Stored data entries
>>
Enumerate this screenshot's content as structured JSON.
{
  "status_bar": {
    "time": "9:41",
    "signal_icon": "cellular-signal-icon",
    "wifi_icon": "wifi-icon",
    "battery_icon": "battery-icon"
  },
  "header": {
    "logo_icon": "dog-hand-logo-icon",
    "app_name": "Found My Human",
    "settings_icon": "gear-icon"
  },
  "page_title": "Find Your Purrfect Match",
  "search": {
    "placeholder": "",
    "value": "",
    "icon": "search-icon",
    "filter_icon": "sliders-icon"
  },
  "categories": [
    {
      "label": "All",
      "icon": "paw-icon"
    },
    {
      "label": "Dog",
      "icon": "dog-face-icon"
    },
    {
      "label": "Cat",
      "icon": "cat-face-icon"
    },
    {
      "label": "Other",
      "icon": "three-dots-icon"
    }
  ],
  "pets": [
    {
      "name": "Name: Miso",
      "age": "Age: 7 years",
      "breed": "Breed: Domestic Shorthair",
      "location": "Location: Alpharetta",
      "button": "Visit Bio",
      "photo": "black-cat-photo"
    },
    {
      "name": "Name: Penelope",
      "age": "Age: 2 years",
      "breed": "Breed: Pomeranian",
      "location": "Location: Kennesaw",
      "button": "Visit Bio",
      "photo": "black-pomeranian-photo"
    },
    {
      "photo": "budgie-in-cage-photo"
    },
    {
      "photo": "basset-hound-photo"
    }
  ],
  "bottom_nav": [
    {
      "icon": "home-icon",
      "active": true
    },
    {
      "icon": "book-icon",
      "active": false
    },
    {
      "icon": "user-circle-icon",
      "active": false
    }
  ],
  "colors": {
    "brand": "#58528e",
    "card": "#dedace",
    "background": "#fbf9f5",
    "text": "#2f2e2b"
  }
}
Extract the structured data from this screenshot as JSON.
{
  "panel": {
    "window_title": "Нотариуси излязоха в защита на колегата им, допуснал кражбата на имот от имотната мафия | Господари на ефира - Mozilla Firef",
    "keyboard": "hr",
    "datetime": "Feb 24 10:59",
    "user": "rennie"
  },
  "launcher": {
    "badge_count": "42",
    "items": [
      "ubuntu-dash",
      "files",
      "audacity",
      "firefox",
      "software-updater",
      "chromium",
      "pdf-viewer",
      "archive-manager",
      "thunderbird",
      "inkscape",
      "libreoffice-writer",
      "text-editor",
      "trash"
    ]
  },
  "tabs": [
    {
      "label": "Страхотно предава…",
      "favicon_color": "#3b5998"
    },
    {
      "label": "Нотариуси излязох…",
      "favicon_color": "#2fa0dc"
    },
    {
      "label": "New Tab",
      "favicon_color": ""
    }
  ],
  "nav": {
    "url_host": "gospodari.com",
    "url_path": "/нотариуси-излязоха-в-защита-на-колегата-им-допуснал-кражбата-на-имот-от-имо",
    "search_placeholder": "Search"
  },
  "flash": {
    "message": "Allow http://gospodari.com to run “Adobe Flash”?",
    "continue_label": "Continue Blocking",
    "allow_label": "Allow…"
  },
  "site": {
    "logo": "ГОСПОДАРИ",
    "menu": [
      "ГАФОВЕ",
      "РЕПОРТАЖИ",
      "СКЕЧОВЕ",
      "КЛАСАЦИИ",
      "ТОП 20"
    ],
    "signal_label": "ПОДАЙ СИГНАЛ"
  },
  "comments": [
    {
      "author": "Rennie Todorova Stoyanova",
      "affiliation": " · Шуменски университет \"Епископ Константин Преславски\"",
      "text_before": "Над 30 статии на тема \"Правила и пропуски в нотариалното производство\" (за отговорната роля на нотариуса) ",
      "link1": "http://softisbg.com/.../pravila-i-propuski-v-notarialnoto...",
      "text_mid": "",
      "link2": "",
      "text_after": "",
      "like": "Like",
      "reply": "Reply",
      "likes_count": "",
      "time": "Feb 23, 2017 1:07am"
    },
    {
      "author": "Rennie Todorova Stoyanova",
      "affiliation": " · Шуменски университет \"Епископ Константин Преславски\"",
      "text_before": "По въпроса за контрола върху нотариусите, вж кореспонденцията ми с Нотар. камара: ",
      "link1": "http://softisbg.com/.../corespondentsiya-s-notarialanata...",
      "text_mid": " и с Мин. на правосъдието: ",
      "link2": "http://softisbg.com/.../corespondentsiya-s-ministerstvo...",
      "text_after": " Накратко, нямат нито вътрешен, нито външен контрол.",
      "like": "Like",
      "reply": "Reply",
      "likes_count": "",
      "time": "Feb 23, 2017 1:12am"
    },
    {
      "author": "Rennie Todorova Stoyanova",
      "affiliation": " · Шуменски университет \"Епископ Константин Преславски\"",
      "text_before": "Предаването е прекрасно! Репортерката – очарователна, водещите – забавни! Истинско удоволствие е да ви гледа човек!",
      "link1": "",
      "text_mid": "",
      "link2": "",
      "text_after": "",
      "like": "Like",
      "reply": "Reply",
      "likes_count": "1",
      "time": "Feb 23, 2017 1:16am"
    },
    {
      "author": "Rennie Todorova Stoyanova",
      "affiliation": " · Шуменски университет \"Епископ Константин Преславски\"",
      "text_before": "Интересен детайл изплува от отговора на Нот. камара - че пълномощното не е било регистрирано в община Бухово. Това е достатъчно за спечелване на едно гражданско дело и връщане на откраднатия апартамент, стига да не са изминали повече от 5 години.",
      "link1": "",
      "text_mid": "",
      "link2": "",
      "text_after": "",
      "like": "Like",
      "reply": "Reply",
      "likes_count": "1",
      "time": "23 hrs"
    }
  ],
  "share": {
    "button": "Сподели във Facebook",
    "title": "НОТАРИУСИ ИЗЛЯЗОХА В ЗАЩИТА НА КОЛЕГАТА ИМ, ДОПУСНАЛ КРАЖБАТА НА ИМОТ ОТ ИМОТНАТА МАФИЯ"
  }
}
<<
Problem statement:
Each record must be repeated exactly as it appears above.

Problem solution:
Enumerate this screenshot's content as structured JSON.
{
  "status_bar": {
    "time": "9:41",
    "signal_icon": "cellular-signal-icon",
    "wifi_icon": "wifi-icon",
    "battery_icon": "battery-icon"
  },
  "header": {
    "logo_icon": "dog-hand-logo-icon",
    "app_name": "Found My Human",
    "settings_icon": "gear-icon"
  },
  "page_title": "Find Your Purrfect Match",
  "search": {
    "placeholder": "",
    "value": "",
    "icon": "search-icon",
    "filter_icon": "sliders-icon"
  },
  "categories": [
    {
      "label": "All",
      "icon": "paw-icon"
    },
    {
      "label": "Dog",
      "icon": "dog-face-icon"
    },
    {
      "label": "Cat",
      "icon": "cat-face-icon"
    },
    {
      "label": "Other",
      "icon": "three-dots-icon"
    }
  ],
  "pets": [
    {
      "name": "Name: Miso",
      "age": "Age: 7 years",
      "breed": "Breed: Domestic Shorthair",
      "location": "Location: Alpharetta",
      "button": "Visit Bio",
      "photo": "black-cat-photo"
    },
    {
      "name": "Name: Penelope",
      "age": "Age: 2 years",
      "breed": "Breed: Pomeranian",
      "location": "Location: Kennesaw",
      "button": "Visit Bio",
      "photo": "black-pomeranian-photo"
    },
    {
      "photo": "budgie-in-cage-photo"
    },
    {
      "photo": "basset-hound-photo"
    }
  ],
  "bottom_nav": [
    {
      "icon": "home-icon",
      "active": true
    },
    {
      "icon": "book-icon",
      "active": false
    },
    {
      "icon": "user-circle-icon",
      "active": false
    }
  ],
  "colors": {
    "brand": "#58528e",
    "card": "#dedace",
    "background": "#fbf9f5",
    "text": "#2f2e2b"
  }
}
Extract the structured data from this screenshot as JSON.
{
  "panel": {
    "window_title": "Нотариуси излязоха в защита на колегата им, допуснал кражбата на имот от имотната мафия | Господари на ефира - Mozilla Firef",
    "keyboard": "hr",
    "datetime": "Feb 24 10:59",
    "user": "rennie"
  },
  "launcher": {
    "badge_count": "42",
    "items": [
      "ubuntu-dash",
      "files",
      "audacity",
      "firefox",
      "software-updater",
      "chromium",
      "pdf-viewer",
      "archive-manager",
      "thunderbird",
      "inkscape",
      "libreoffice-writer",
      "text-editor",
      "trash"
    ]
  },
  "tabs": [
    {
      "label": "Страхотно предава…",
      "favicon_color": "#3b5998"
    },
    {
      "label": "Нотариуси излязох…",
      "favicon_color": "#2fa0dc"
    },
    {
      "label": "New Tab",
      "favicon_color": ""
    }
  ],
  "nav": {
    "url_host": "gospodari.com",
    "url_path": "/нотариуси-излязоха-в-защита-на-колегата-им-допуснал-кражбата-на-имот-от-имо",
    "search_placeholder": "Search"
  },
  "flash": {
    "message": "Allow http://gospodari.com to run “Adobe Flash”?",
    "continue_label": "Continue Blocking",
    "allow_label": "Allow…"
  },
  "site": {
    "logo": "ГОСПОДАРИ",
    "menu": [
      "ГАФОВЕ",
      "РЕПОРТАЖИ",
      "СКЕЧОВЕ",
      "КЛАСАЦИИ",
      "ТОП 20"
    ],
    "signal_label": "ПОДАЙ СИГНАЛ"
  },
  "comments": [
    {
      "author": "Rennie Todorova Stoyanova",
      "affiliation": " · Шуменски университет \"Епископ Константин Преславски\"",
      "text_before": "Над 30 статии на тема \"Правила и пропуски в нотариалното производство\" (за отговорната роля на нотариуса) ",
      "link1": "http://softisbg.com/.../pravila-i-propuski-v-notarialnoto...",
      "text_mid": "",
      "link2": "",
      "text_after": "",
      "like": "Like",
      "reply": "Reply",
      "likes_count": "",
      "time": "Feb 23, 2017 1:07am"
    },
    {
      "author": "Rennie Todorova Stoyanova",
      "affiliation": " · Шуменски университет \"Епископ Константин Преславски\"",
      "text_before": "По въпроса за контрола върху нотариусите, вж кореспонденцията ми с Нотар. камара: ",
      "link1": "http://softisbg.com/.../corespondentsiya-s-notarialanata...",
      "text_mid": " и с Мин. на правосъдието: ",
      "link2": "http://softisbg.com/.../corespondentsiya-s-ministerstvo...",
      "text_after": " Накратко, нямат нито вътрешен, нито външен контрол.",
      "like": "Like",
      "reply": "Reply",
      "likes_count": "",
      "time": "Feb 23, 2017 1:12am"
    },
    {
      "author": "Rennie Todorova Stoyanova",
      "affiliation": " · Шуменски университет \"Епископ Константин Преславски\"",
      "text_before": "Предаването е прекрасно! Репортерката – очарователна, водещите – забавни! Истинско удоволствие е да ви гледа човек!",
      "link1": "",
      "text_mid": "",
      "link2": "",
      "text_after": "",
      "like": "Like",
      "reply": "Reply",
      "likes_count": "1",
      "time": "Feb 23, 2017 1:16am"
    },
    {
      "author": "Rennie Todorova Stoyanova",
      "affiliation": " · Шуменски университет \"Епископ Константин Преславски\"",
      "text_before": "Интересен детайл изплува от отговора на Нот. камара - че пълномощното не е било регистрирано в община Бухово. Това е достатъчно за спечелване на едно гражданско дело и връщане на откраднатия апартамент, стига да не са изминали повече от 5 години.",
      "link1": "",
      "text_mid": "",
      "link2": "",
      "text_after": "",
      "like": "Like",
      "reply": "Reply",
      "likes_count": "1",
      "time": "23 hrs"
    }
  ],
  "share": {
    "button": "Сподели във Facebook",
    "title": "НОТАРИУСИ ИЗЛЯЗОХА В ЗАЩИТА НА КОЛЕГАТА ИМ, ДОПУСНАЛ КРАЖБАТА НА ИМОТ ОТ ИМОТНАТА МАФИЯ"
  }
}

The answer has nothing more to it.